This anthropomorphic webcam could be what you would expect one day if a coworker shakes your office spontaneously (Gar la Gareth Marenghi’s dark space) and one day slams off the ceiling and slaps on your computer screen. Although impressive in its movement and life on the ground, the boundaries of “flesh” are actually a resolute piece of robotics that can sway, see all directions and even follow you around the house.

Just missing your morning video call meetings, Entitled Eyecam, this miraculous piece of technology created Mark Teyssier and his team at the Human-Computer Interaction Lab at the University of Saarland in Germany. “I have a history of creating fictional technology that spreads discussion and speculation,” Teyssier told IFLScience.

“I’ve worked on artificial human skin for smartphones and desktops before, [and] a finger for smartphones that was somehow controversial – and I’m glad to read the discussion.” A quick peek at Teyssier’s oeuvre makes it easy to understand why your team’s innovative technologies have sparked so much colorful controversy. The world is not fully prepared for the “slab-and-skin” phone case or any device that can hold you while you hold it.

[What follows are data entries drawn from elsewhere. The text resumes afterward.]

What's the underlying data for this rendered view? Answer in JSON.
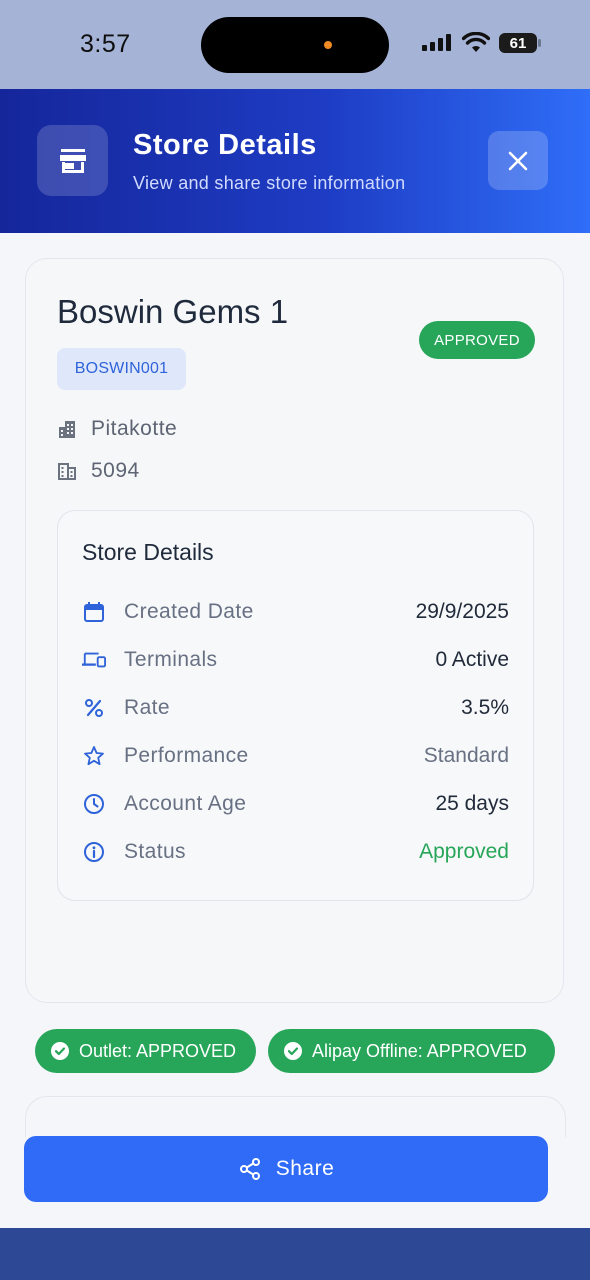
{
  "status_bar": {
    "time": "3:57",
    "battery": "61"
  },
  "header": {
    "title": "Store Details",
    "subtitle": "View and share store information",
    "icon": "store-icon",
    "close_icon": "close-icon"
  },
  "store": {
    "name": "Boswin Gems 1",
    "status_badge": "APPROVED",
    "code": "BOSWIN001",
    "city": "Pitakotte",
    "postal": "5094"
  },
  "details": {
    "title": "Store Details",
    "rows": [
      {
        "icon": "calendar-icon",
        "label": "Created Date",
        "value": "29/9/2025",
        "color": "#222b3b"
      },
      {
        "icon": "devices-icon",
        "label": "Terminals",
        "value": "0 Active",
        "color": "#222b3b"
      },
      {
        "icon": "percent-icon",
        "label": "Rate",
        "value": "3.5%",
        "color": "#222b3b"
      },
      {
        "icon": "star-icon",
        "label": "Performance",
        "value": "Standard",
        "color": "#687083"
      },
      {
        "icon": "clock-icon",
        "label": "Account Age",
        "value": "25 days",
        "color": "#222b3b"
      },
      {
        "icon": "info-icon",
        "label": "Status",
        "value": "Approved",
        "color": "#27a65a"
      }
    ]
  },
  "chips": [
    {
      "label": "Outlet: APPROVED"
    },
    {
      "label": "Alipay Offline: APPROVED"
    }
  ],
  "share_button": {
    "label": "Share"
  },
  "colors": {
    "accent": "#2f6bf6",
    "success": "#27a65a",
    "header_start": "#15269a",
    "header_end": "#2f6ef8"
  }
}
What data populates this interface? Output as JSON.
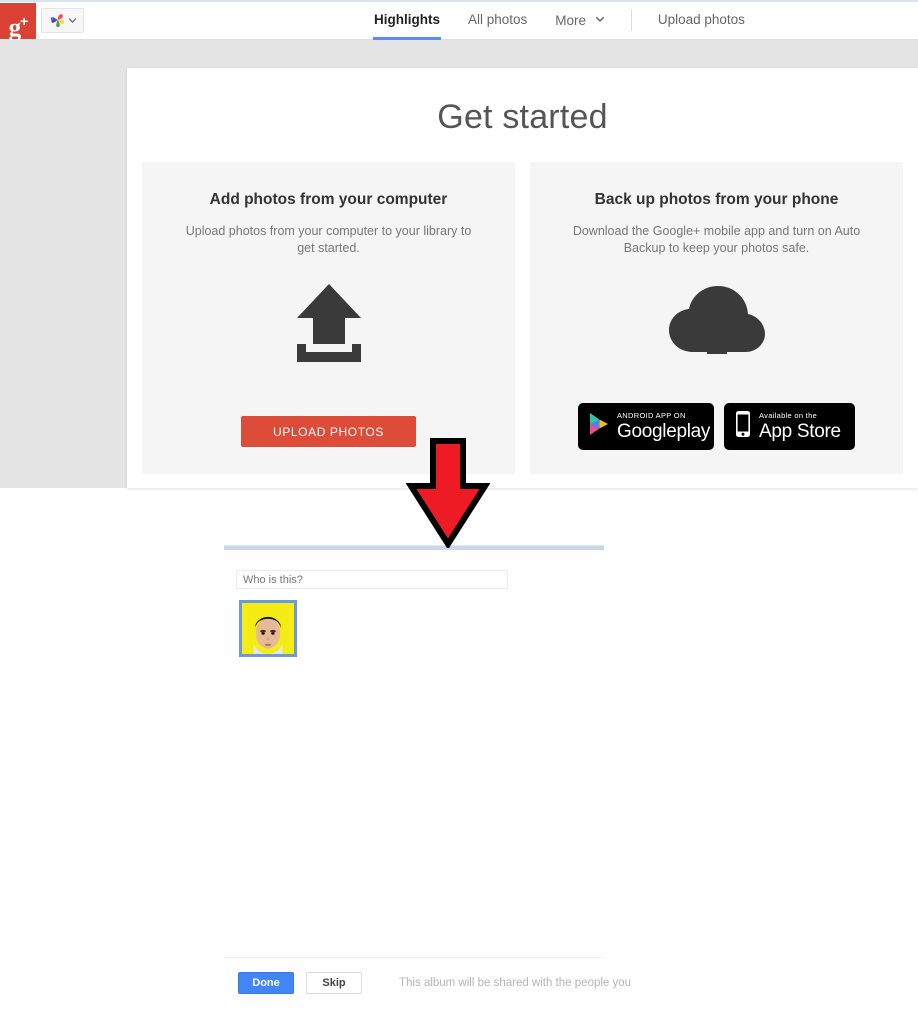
{
  "topbar": {
    "logo_text": "g",
    "logo_sup": "+",
    "app_switcher_icon": "google-photos-pinwheel-icon",
    "app_switcher_caret_icon": "chevron-down-icon",
    "nav": [
      {
        "label": "Highlights",
        "active": true,
        "has_caret": false
      },
      {
        "label": "All photos",
        "active": false,
        "has_caret": false
      },
      {
        "label": "More",
        "active": false,
        "has_caret": true
      },
      {
        "label": "Upload photos",
        "active": false,
        "has_caret": false
      }
    ],
    "active_underline_color": "#5b8def"
  },
  "page": {
    "title": "Get started",
    "tiles": [
      {
        "title": "Add photos from your computer",
        "description": "Upload photos from your computer to your library to get started.",
        "art_icon": "upload-arrow-icon",
        "button_label": "UPLOAD PHOTOS",
        "button_color": "#dd4b39"
      },
      {
        "title": "Back up photos from your phone",
        "description": "Download the Google+ mobile app and turn on Auto Backup to keep your photos safe.",
        "art_icon": "cloud-upload-icon",
        "badges": [
          {
            "small": "ANDROID APP ON",
            "big_bold": "Google",
            "big_light": "play",
            "icon": "google-play-triangle-icon"
          },
          {
            "small": "Available on the",
            "big_bold": "App Store",
            "big_light": "",
            "icon": "iphone-icon"
          }
        ]
      }
    ]
  },
  "annotation": {
    "arrow_icon": "red-down-arrow-icon",
    "arrow_fill": "#ee1b24",
    "arrow_stroke": "#000000"
  },
  "tagging": {
    "divider_color": "#c7d6e8",
    "name_input_placeholder": "Who is this?",
    "name_input_value": "",
    "face_thumb": {
      "name": "face-thumbnail",
      "border_color": "#6b9ad4",
      "background_color": "#f5ec16"
    }
  },
  "footer": {
    "done_label": "Done",
    "done_color": "#4285f4",
    "skip_label": "Skip",
    "share_note": "This album will be shared with the people you"
  }
}
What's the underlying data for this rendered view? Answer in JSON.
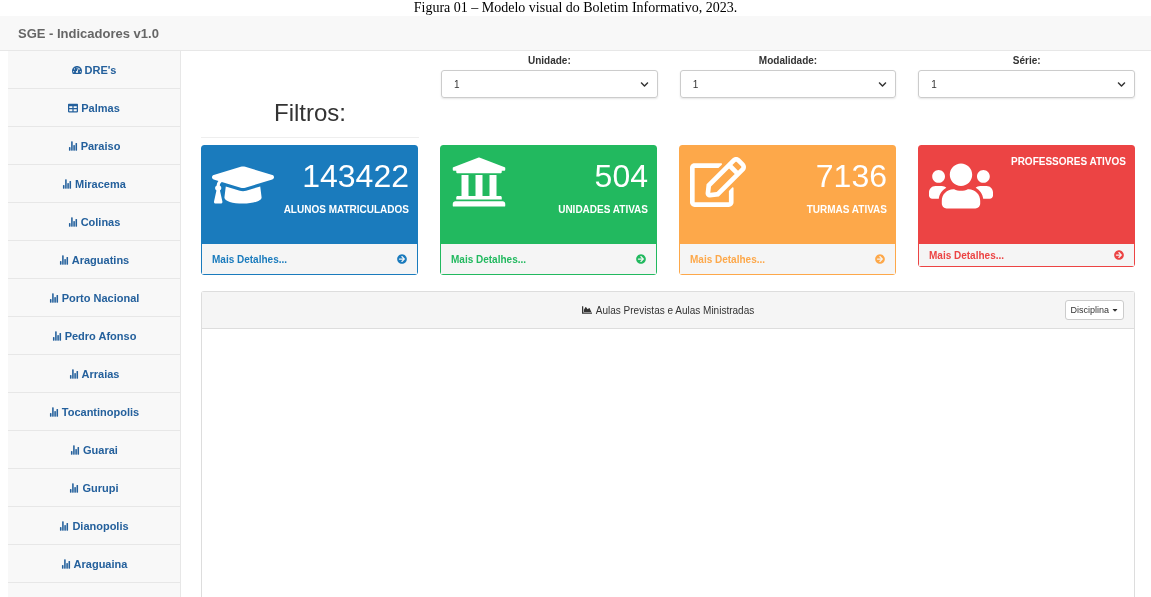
{
  "caption": "Figura 01 – Modelo visual do Boletim Informativo, 2023.",
  "navbar": {
    "brand": "SGE - Indicadores v1.0"
  },
  "sidebar": {
    "items": [
      {
        "label": "DRE's",
        "kind": "dashboard"
      },
      {
        "label": "Palmas",
        "kind": "table"
      },
      {
        "label": "Paraiso",
        "kind": "chart"
      },
      {
        "label": "Miracema",
        "kind": "chart"
      },
      {
        "label": "Colinas",
        "kind": "chart"
      },
      {
        "label": "Araguatins",
        "kind": "chart"
      },
      {
        "label": "Porto Nacional",
        "kind": "chart"
      },
      {
        "label": "Pedro Afonso",
        "kind": "chart"
      },
      {
        "label": "Arraias",
        "kind": "chart"
      },
      {
        "label": "Tocantinopolis",
        "kind": "chart"
      },
      {
        "label": "Guarai",
        "kind": "chart"
      },
      {
        "label": "Gurupi",
        "kind": "chart"
      },
      {
        "label": "Dianopolis",
        "kind": "chart"
      },
      {
        "label": "Araguaina",
        "kind": "chart"
      }
    ]
  },
  "filters": {
    "title": "Filtros:",
    "selects": [
      {
        "label": "Unidade:",
        "value": "1"
      },
      {
        "label": "Modalidade:",
        "value": "1"
      },
      {
        "label": "Série:",
        "value": "1"
      }
    ]
  },
  "cards": [
    {
      "kind": "graduation",
      "number": "143422",
      "label": "ALUNOS MATRICULADOS",
      "link": "Mais Detalhes...",
      "color": "#1a7bbd"
    },
    {
      "kind": "institution",
      "number": "504",
      "label": "UNIDADES ATIVAS",
      "link": "Mais Detalhes...",
      "color": "#22b95f"
    },
    {
      "kind": "edit",
      "number": "7136",
      "label": "TURMAS ATIVAS",
      "link": "Mais Detalhes...",
      "color": "#fda84a"
    },
    {
      "kind": "users",
      "label": "PROFESSORES ATIVOS",
      "link": "Mais Detalhes...",
      "color": "#ec4444"
    }
  ],
  "panel": {
    "title": "Aulas Previstas e Aulas Ministradas",
    "dropdown": "Disciplina"
  }
}
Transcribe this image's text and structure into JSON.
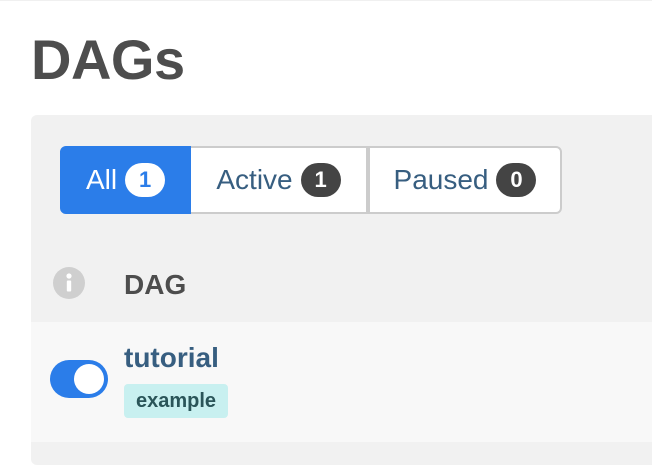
{
  "page": {
    "title": "DAGs"
  },
  "filters": {
    "items": [
      {
        "label": "All",
        "count": "1",
        "selected": true
      },
      {
        "label": "Active",
        "count": "1",
        "selected": false
      },
      {
        "label": "Paused",
        "count": "0",
        "selected": false
      }
    ]
  },
  "table": {
    "info_icon": "info-icon",
    "columns": [
      "DAG"
    ]
  },
  "dags": [
    {
      "name": "tutorial",
      "tags": [
        "example"
      ],
      "enabled": true
    }
  ],
  "colors": {
    "accent": "#2b7de9",
    "link": "#375e80",
    "tag_bg": "#c8f0f0"
  }
}
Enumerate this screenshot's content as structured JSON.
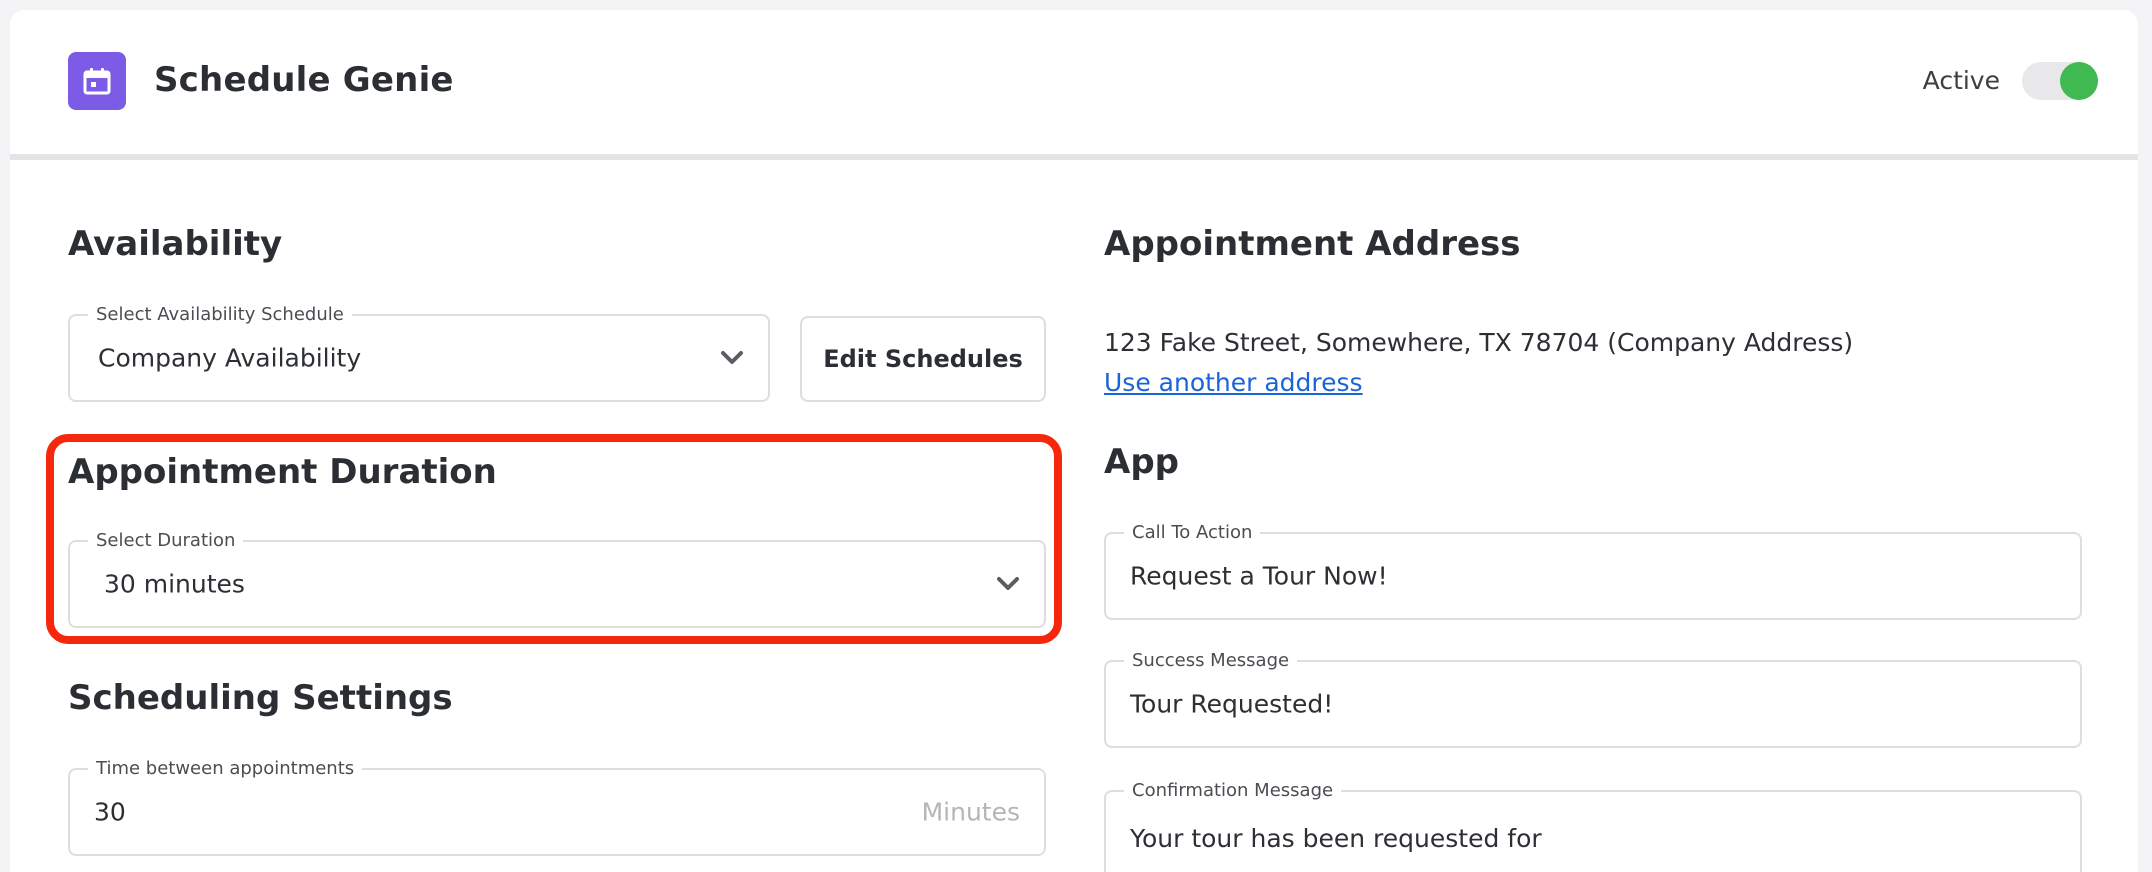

The team’s latest output, Eyecam, will debut at the 2021 ACM CII Conference on Humanities of Computer Systems. The design based on the real eye cast of Teyssier and luckily, for fans of fleshy robots, the study is open access so you can find all the information you need to create your own. Far from an unnecessary trip to an unhealthy valley, Eyecam’s purpose was to serve as an effective (albeit not terribly scary) reminder that most of us, even after spending our lives in front of such cameras, just barely notice them.

Teyssier hopes that robotic Cyclops will inspire conversations about our perceived privacy in the age of surveillance technology, replacing passive devices with emoticons that make it extremely clear when they are watching you. “Webcams are constantly looking at us in front of us,” Teyssier told IFLScience. “A webcam and a human eye share a purpose: they ‘see.’ They may show fatigue, they may look curious, confused or focused.